There’s a part 2 to this discussion up on the blog, Gabe, and it lays out a kind of history of print and some of it’s problems. http://ulyssesseen.com/landing/2009/11/money-from-webcomix-no-sunday-in-comix-part-2/
You’ll know a lot of the history of course, but these things might new to some of our readers, so I went a bit more in depth.
But some of the problems laid out there are basic ones within the print industry that I see happening again in webcomix. Here’s a big one;
Why settle for staying at the top of fashion for a dwindling audience when you could use a new distribution method to increase your audience? Why keep doing “what the fans seem to want” instead of trying to create new fans?
I think the thing to remember about webcomix is how closely aligned they are to newspaper strips as opposed to graphic novels and comicbooks. The energy is similar. People like to drop by for their daily fix and seldom sit down for long readings (I realize this sounds silly coming from someone making as ridiculously a long read as ULYSSES). Do we, as entrepreneurs of web-based businesses, think it stops there? That this market is limited to people who like fresh gag strips in their inbox each morning? Or do we look past it to how we might find a respond to a new type of readership through the web?

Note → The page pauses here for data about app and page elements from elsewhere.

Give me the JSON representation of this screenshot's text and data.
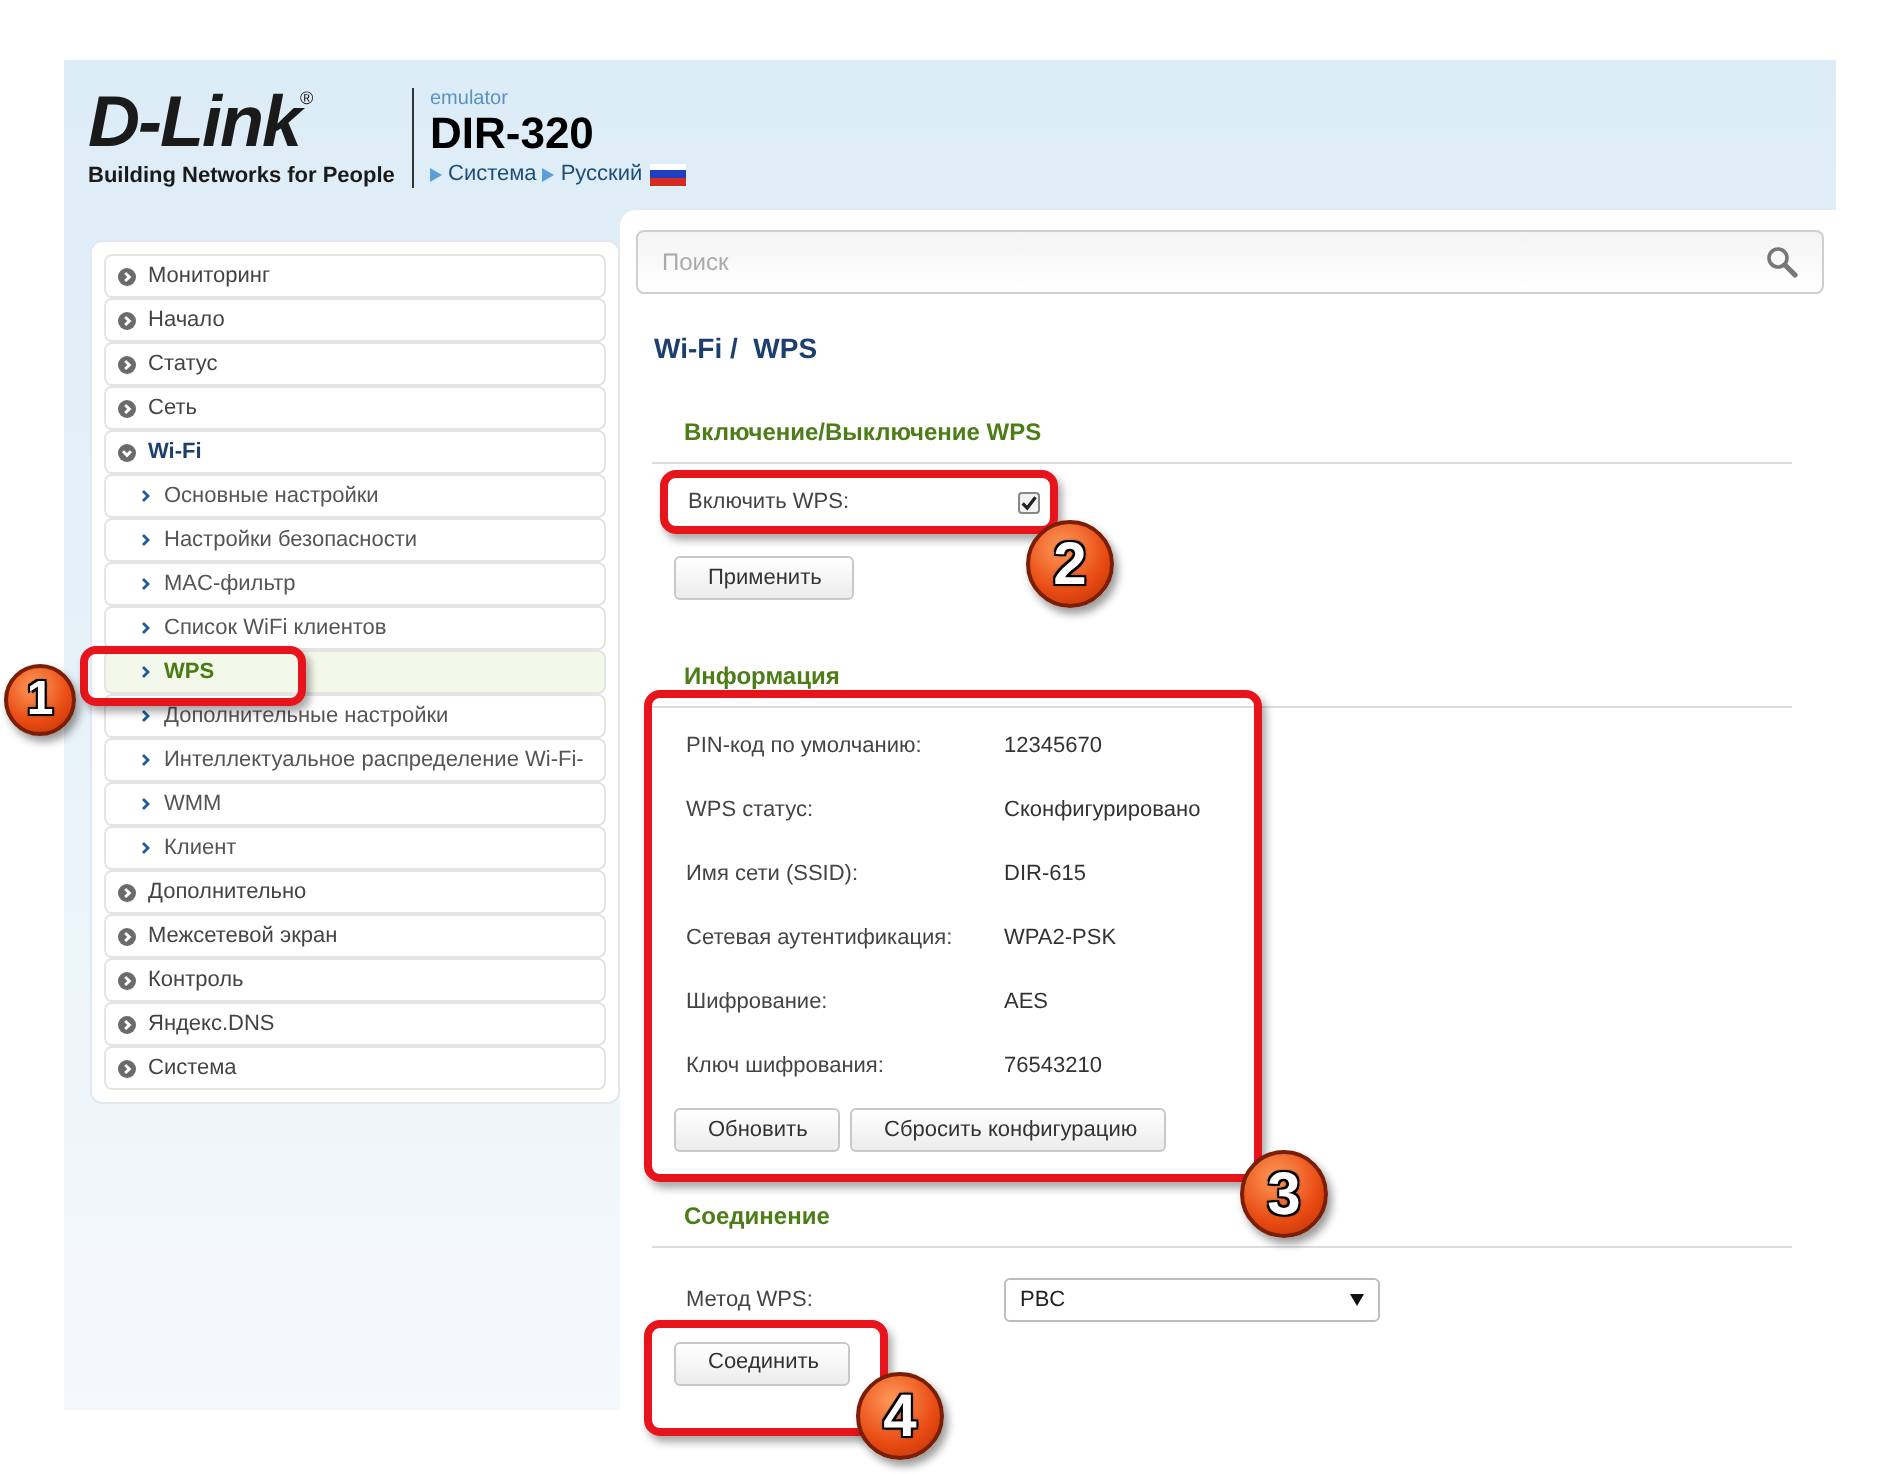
{
  "header": {
    "logo": "D-Link",
    "logo_mark": "®",
    "tagline": "Building Networks for People",
    "emulator": "emulator",
    "model": "DIR-320",
    "breadcrumb": [
      {
        "label": "Система"
      },
      {
        "label": "Русский"
      }
    ]
  },
  "sidebar": {
    "items": [
      {
        "label": "Мониторинг",
        "expanded": false
      },
      {
        "label": "Начало",
        "expanded": false
      },
      {
        "label": "Статус",
        "expanded": false
      },
      {
        "label": "Сеть",
        "expanded": false
      },
      {
        "label": "Wi-Fi",
        "expanded": true,
        "children": [
          {
            "label": "Основные настройки",
            "selected": false
          },
          {
            "label": "Настройки безопасности",
            "selected": false
          },
          {
            "label": "MAC-фильтр",
            "selected": false
          },
          {
            "label": "Список WiFi клиентов",
            "selected": false
          },
          {
            "label": "WPS",
            "selected": true
          },
          {
            "label": "Дополнительные настройки",
            "selected": false
          },
          {
            "label": "Интеллектуальное распределение Wi-Fi-",
            "selected": false
          },
          {
            "label": "WMM",
            "selected": false
          },
          {
            "label": "Клиент",
            "selected": false
          }
        ]
      },
      {
        "label": "Дополнительно",
        "expanded": false
      },
      {
        "label": "Межсетевой экран",
        "expanded": false
      },
      {
        "label": "Контроль",
        "expanded": false
      },
      {
        "label": "Яндекс.DNS",
        "expanded": false
      },
      {
        "label": "Система",
        "expanded": false
      }
    ]
  },
  "search": {
    "placeholder": "Поиск"
  },
  "page_title": "Wi-Fi /  WPS",
  "wps_toggle": {
    "title": "Включение/Выключение WPS",
    "label": "Включить WPS:",
    "checked": true,
    "button": "Применить"
  },
  "information": {
    "title": "Информация",
    "rows": [
      {
        "label": "PIN-код по умолчанию:",
        "value": "12345670"
      },
      {
        "label": "WPS статус:",
        "value": "Сконфигурировано"
      },
      {
        "label": "Имя сети (SSID):",
        "value": "DIR-615"
      },
      {
        "label": "Сетевая аутентификация:",
        "value": "WPA2-PSK"
      },
      {
        "label": "Шифрование:",
        "value": "AES"
      },
      {
        "label": "Ключ шифрования:",
        "value": "76543210"
      }
    ],
    "buttons": [
      "Обновить",
      "Сбросить конфигурацию"
    ]
  },
  "connection": {
    "title": "Соединение",
    "method_label": "Метод WPS:",
    "method_value": "PBC",
    "button": "Соединить"
  },
  "callouts": [
    {
      "number": "1"
    },
    {
      "number": "2"
    },
    {
      "number": "3"
    },
    {
      "number": "4"
    }
  ]
}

I’ll have more in this in future posts (plenty more, probably!), but I’m tired of the limitations that comix has been putting on itself as both an art and a form of entertainment. Appealing directly to the dwindling market’s preconceptions and overlooking the potential for new readers through a new distribution method is a problem I never want to have as an artist or a businessman.